sean russell


The raids are believed to have been planned by Sean Russell who later organised the bombing campaign in England in the 1930s

So, who was Sean Russell?

Born in Fairview, Dublin in 1893, Russell joined the Irish Volunteers in 1913. He participated in the 1916 Easter Rising as an officer in Dublin Brigade’s 2nd Battalion, under Thomas MacDonagh. Following the Rising he was interned in Frongoch and Knutsford.

After the Irish War of Independence began, he was attached to the IRA General Headquarters Staff (GHQ) and became IRA Director of Munitions in 1920. In 1925, after the Irish Civil War, he was jailed in Mountjoy Prison but escaped on 25 November in a breakout he helped organise.

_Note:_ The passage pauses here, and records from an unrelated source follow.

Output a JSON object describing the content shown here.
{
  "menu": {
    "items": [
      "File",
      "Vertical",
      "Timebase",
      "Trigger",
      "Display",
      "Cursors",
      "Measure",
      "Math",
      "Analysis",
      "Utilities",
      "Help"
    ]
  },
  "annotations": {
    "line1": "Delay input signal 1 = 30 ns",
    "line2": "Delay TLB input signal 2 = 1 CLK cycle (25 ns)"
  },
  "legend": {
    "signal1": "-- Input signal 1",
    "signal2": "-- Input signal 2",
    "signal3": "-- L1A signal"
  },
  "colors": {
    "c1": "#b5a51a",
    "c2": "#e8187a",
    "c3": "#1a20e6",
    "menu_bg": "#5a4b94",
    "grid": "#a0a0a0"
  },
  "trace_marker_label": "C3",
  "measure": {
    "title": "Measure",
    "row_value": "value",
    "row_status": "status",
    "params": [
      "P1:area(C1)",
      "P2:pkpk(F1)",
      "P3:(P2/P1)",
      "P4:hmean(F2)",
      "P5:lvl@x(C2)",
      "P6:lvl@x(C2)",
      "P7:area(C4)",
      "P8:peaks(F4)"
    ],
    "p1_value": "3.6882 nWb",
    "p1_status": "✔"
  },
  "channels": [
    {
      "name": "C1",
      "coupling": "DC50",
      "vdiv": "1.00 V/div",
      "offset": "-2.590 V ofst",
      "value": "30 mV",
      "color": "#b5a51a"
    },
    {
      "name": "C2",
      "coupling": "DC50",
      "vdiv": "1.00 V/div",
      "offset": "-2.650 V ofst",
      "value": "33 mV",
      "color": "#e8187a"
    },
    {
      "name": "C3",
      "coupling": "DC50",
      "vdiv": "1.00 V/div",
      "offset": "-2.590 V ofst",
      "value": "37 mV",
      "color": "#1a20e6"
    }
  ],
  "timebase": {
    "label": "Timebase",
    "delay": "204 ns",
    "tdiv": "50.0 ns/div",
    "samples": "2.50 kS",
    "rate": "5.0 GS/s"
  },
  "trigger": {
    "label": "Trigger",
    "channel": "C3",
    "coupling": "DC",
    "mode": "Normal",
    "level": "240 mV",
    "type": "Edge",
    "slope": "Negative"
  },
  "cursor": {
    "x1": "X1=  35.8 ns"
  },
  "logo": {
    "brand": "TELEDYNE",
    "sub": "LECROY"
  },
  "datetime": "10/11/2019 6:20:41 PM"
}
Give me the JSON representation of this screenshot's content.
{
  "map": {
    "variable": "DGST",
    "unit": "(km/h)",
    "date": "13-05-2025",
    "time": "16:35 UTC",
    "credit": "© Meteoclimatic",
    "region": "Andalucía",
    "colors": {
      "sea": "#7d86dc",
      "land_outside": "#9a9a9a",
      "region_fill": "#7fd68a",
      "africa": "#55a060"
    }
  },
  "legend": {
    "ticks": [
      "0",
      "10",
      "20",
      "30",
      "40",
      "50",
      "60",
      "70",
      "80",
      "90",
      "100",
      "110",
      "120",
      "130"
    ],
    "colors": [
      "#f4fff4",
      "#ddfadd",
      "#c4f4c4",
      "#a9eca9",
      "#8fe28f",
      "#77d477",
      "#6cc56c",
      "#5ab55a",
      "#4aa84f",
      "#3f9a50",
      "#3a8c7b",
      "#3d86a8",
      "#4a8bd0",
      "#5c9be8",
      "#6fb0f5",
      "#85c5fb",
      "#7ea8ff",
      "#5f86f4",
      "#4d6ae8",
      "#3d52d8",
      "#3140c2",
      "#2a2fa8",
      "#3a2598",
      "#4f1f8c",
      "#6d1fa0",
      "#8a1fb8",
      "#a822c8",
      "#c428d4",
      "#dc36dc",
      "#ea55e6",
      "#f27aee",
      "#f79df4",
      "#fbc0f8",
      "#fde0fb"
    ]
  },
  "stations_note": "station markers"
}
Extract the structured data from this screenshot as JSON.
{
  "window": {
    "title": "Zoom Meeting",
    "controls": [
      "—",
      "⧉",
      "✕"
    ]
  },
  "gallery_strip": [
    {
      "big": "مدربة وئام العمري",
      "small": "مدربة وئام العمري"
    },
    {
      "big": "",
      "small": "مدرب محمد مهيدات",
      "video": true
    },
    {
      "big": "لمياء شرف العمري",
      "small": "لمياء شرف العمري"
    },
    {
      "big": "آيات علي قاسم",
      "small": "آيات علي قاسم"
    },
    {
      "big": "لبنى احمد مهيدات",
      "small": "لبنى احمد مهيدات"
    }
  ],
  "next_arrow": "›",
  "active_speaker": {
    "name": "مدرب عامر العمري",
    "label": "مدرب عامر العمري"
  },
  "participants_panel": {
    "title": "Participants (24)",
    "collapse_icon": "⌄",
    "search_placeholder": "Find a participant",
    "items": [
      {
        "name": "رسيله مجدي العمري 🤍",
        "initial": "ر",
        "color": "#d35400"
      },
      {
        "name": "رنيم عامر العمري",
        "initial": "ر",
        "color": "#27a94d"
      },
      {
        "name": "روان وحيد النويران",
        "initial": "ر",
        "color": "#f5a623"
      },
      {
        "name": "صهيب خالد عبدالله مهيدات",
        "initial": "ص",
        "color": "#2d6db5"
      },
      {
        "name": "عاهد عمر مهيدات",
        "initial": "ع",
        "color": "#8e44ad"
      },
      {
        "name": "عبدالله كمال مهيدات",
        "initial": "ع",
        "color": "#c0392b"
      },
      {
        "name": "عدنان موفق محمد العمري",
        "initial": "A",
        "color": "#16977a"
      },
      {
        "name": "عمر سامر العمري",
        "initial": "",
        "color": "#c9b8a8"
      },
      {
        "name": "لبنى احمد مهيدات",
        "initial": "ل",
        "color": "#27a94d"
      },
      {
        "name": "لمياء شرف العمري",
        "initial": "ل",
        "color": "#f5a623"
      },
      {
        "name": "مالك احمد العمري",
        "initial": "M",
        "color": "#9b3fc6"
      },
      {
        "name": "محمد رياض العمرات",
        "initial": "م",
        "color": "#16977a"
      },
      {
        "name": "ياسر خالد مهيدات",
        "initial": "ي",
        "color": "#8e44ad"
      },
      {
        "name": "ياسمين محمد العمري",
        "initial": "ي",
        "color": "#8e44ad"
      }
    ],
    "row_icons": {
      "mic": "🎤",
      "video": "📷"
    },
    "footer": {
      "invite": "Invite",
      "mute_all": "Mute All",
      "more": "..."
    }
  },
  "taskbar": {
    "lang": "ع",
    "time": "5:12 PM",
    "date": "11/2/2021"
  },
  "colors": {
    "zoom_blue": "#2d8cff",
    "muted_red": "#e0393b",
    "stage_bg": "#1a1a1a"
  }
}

From 1922 until his death he remained a senior member and chief of staff of the IRAy.

Russell died in 1940 on a German u-boat after travelling to Nazi Germany in an effort to secure support for the IRA’s efforts to overthrow the Free State and reunite Ireland north and south.

On 15 July 1940, Frank Ryan – an IRA man who had fought on the Republican side in the Spanish Civil War and was captured by Franco forces – was handed over to the Abwehr and taken to Germany. The capture of the German agents from Operation Lobster I did not prevent Abwehr Chief Canaris sanctioning the transport of Russell to Ireland. Both Russell and Frank Ryan, (who had arrived in Berlin on 4 August), departed aboard U-65 from Wilhelmshaven on 8 August – the mission was titled Operation Dove ("Unternehmen Taube" in German). Russell became ill during the journey and complained of stomach pains. U-65 was not equipped with a doctor and he died on 14 August, 100 miles short of Galway. He was buried at sea and the mission aborted. Following the return of the submarine to Germany an inquiry was set up into Russell's death by the Abwehr. This inquiry included the interrogation of U-65's crew and Frank Ryan. The conclusion drawn was that Russell had suffered a burst gastric ulcer and without medical attention he had died. A number of conspiracy theories arose around the subject of Russell's death including that he was poisoned onboard ship, shot by the British Secret Service in France, or murdered by Kurt Haller. However, Russell's brother, Patrick, confirmed after the war that he suffered from pre-existing stomach problems and as a result did not drink alcohol.




Bloody Sunday